[Data about app and page elements]

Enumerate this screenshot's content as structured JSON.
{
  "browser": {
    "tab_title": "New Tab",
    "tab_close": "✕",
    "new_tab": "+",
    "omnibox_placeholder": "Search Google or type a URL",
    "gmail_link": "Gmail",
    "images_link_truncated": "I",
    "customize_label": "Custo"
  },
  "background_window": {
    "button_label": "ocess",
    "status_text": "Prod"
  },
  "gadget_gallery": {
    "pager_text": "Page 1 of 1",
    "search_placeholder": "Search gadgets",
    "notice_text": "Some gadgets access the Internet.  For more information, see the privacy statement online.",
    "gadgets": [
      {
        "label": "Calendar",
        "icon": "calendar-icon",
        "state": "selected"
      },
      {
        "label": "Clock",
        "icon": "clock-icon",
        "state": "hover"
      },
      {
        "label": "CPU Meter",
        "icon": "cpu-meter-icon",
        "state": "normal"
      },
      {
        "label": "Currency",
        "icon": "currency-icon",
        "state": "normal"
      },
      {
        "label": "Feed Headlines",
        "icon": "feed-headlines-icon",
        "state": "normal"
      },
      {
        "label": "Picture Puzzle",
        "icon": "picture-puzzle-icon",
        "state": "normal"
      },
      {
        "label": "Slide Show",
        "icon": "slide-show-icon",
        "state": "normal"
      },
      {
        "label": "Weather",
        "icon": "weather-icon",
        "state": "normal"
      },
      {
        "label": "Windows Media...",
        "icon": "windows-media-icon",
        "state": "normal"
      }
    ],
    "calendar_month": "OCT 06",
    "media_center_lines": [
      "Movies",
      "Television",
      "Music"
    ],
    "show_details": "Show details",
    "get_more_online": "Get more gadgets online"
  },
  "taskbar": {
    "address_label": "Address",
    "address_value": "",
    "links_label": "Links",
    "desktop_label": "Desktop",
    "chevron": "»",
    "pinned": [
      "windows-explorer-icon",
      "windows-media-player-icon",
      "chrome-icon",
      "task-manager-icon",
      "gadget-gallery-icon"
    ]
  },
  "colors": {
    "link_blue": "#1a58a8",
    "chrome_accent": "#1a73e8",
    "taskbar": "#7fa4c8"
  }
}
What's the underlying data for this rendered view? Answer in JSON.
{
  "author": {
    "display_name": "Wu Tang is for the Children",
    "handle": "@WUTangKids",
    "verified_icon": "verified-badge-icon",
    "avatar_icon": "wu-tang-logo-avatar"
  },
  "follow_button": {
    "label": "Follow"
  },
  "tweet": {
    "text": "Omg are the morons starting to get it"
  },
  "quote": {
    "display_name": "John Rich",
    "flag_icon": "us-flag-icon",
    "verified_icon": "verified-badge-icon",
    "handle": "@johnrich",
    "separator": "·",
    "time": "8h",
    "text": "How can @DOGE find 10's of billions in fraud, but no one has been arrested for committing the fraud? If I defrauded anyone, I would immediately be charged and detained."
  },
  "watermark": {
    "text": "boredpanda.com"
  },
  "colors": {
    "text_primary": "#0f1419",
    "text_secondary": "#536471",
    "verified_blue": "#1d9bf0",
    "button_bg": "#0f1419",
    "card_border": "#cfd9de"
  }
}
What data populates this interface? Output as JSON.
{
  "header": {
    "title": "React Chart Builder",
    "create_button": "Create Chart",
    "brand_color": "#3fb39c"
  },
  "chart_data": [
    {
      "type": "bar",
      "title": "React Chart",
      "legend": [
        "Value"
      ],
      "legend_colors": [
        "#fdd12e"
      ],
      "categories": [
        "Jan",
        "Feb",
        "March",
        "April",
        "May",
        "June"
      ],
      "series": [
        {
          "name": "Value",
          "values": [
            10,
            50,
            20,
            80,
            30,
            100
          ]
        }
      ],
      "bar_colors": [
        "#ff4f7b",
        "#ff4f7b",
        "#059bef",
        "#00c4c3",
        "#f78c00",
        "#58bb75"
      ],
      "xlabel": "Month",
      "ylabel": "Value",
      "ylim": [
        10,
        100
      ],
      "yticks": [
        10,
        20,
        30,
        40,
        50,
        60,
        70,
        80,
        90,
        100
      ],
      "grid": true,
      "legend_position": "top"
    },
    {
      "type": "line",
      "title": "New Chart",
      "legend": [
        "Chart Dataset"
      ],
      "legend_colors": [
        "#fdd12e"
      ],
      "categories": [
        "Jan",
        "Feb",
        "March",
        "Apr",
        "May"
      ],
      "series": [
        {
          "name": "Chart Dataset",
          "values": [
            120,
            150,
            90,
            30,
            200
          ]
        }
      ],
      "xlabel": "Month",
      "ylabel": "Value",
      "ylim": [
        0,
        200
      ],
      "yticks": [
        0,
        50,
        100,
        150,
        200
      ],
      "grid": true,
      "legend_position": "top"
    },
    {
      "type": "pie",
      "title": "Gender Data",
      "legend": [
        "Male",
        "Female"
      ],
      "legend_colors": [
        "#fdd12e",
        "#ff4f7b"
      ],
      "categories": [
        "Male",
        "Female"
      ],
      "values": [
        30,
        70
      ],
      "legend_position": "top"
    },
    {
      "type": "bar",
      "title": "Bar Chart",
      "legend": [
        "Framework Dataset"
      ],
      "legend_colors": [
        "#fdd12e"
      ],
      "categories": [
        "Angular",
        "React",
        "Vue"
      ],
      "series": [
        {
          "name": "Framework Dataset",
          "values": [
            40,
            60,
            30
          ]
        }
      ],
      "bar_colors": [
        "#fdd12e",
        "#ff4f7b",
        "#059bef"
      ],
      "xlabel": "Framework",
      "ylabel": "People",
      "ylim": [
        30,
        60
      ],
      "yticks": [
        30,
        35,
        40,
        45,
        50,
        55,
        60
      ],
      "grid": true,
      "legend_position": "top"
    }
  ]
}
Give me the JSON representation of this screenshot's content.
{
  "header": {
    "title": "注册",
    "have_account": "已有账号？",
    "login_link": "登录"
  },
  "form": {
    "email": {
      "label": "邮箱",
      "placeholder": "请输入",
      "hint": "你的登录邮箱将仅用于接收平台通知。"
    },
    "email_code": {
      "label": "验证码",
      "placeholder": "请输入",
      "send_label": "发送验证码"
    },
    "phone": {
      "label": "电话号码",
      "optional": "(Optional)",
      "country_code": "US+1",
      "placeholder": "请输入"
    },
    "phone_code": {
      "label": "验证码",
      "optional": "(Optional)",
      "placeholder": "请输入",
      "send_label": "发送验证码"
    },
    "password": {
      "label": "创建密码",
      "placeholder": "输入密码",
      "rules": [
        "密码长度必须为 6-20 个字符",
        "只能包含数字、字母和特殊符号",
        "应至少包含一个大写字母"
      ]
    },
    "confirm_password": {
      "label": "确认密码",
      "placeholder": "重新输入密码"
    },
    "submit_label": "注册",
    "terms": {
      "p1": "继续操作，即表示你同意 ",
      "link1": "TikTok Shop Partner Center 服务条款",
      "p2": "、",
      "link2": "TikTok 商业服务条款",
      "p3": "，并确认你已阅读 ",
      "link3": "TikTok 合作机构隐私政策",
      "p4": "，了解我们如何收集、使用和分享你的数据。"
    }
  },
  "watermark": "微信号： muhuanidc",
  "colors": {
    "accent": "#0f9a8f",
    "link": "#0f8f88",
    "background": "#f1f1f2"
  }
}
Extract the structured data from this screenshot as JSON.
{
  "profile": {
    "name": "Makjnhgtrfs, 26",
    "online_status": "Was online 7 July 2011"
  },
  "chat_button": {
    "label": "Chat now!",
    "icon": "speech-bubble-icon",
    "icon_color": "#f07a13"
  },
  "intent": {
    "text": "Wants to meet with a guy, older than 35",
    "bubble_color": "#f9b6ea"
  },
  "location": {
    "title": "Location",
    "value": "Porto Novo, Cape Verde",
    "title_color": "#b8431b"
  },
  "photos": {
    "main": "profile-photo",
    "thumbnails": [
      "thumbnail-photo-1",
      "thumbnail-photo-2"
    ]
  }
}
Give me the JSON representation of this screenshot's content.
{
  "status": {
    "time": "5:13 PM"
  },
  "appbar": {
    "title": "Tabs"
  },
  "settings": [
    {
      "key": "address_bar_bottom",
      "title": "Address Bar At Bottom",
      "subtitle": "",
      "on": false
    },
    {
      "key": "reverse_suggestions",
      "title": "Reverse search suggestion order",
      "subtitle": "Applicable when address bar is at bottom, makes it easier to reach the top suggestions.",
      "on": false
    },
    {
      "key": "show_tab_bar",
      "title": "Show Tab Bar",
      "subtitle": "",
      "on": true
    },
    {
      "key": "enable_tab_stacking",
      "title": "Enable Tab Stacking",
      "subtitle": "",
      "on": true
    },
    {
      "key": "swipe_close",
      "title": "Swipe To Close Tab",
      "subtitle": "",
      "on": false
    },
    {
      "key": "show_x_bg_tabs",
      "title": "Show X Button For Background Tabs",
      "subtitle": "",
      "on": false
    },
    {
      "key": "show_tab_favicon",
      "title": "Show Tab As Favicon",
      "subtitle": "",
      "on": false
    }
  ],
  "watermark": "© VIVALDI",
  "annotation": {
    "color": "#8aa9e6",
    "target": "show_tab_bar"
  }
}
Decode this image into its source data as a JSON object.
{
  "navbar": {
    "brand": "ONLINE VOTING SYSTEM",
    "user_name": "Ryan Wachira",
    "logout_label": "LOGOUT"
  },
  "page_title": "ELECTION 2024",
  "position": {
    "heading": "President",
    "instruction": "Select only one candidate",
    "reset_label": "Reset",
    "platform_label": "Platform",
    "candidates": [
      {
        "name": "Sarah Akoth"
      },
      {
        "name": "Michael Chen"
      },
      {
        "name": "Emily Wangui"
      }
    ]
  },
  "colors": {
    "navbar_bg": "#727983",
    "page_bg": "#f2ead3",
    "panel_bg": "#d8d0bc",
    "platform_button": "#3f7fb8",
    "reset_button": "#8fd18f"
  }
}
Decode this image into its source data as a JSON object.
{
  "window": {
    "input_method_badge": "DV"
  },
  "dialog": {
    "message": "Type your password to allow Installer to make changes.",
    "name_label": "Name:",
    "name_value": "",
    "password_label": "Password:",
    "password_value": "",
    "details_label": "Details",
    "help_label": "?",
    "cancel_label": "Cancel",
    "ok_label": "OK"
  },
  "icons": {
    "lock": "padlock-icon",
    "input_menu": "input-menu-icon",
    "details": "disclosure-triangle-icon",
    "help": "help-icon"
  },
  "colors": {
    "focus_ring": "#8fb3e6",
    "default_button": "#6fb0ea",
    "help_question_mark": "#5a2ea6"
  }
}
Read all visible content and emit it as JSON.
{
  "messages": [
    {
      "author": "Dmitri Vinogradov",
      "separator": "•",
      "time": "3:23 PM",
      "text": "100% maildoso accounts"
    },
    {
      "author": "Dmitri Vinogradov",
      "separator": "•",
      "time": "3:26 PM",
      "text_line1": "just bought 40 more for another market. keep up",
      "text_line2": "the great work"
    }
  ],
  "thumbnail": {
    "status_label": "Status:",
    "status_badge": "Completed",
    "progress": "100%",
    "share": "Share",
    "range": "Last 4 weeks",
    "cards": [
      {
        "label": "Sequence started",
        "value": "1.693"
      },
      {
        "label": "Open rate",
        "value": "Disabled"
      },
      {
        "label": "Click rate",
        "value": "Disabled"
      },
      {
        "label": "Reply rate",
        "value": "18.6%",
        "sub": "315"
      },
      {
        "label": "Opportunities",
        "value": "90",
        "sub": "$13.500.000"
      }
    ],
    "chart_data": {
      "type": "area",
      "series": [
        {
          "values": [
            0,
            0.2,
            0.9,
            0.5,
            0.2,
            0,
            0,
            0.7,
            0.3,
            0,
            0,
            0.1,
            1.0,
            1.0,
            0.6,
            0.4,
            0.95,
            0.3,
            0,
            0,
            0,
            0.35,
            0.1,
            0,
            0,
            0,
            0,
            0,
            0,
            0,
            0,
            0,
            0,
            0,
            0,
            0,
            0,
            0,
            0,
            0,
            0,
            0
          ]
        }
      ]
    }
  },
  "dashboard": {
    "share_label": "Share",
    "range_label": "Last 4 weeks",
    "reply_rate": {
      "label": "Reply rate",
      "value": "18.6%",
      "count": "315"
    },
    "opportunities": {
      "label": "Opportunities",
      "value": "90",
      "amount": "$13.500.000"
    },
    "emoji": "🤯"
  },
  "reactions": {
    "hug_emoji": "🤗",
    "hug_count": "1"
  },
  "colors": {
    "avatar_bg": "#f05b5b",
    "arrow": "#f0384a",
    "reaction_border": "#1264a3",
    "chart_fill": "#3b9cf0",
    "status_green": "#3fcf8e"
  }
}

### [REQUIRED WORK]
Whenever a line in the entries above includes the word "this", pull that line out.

### [FINISHED EXERCISE]
Enumerate this screenshot's content as structured JSON.
What's the underlying data for this rendered view? Answer in JSON.
What data populates this interface? Output as JSON.
Give me the JSON representation of this screenshot's content.
Extract the structured data from this screenshot as JSON.
Give me the JSON representation of this screenshot's content.
Decode this image into its source data as a JSON object.
Decode this image into its source data as a JSON object.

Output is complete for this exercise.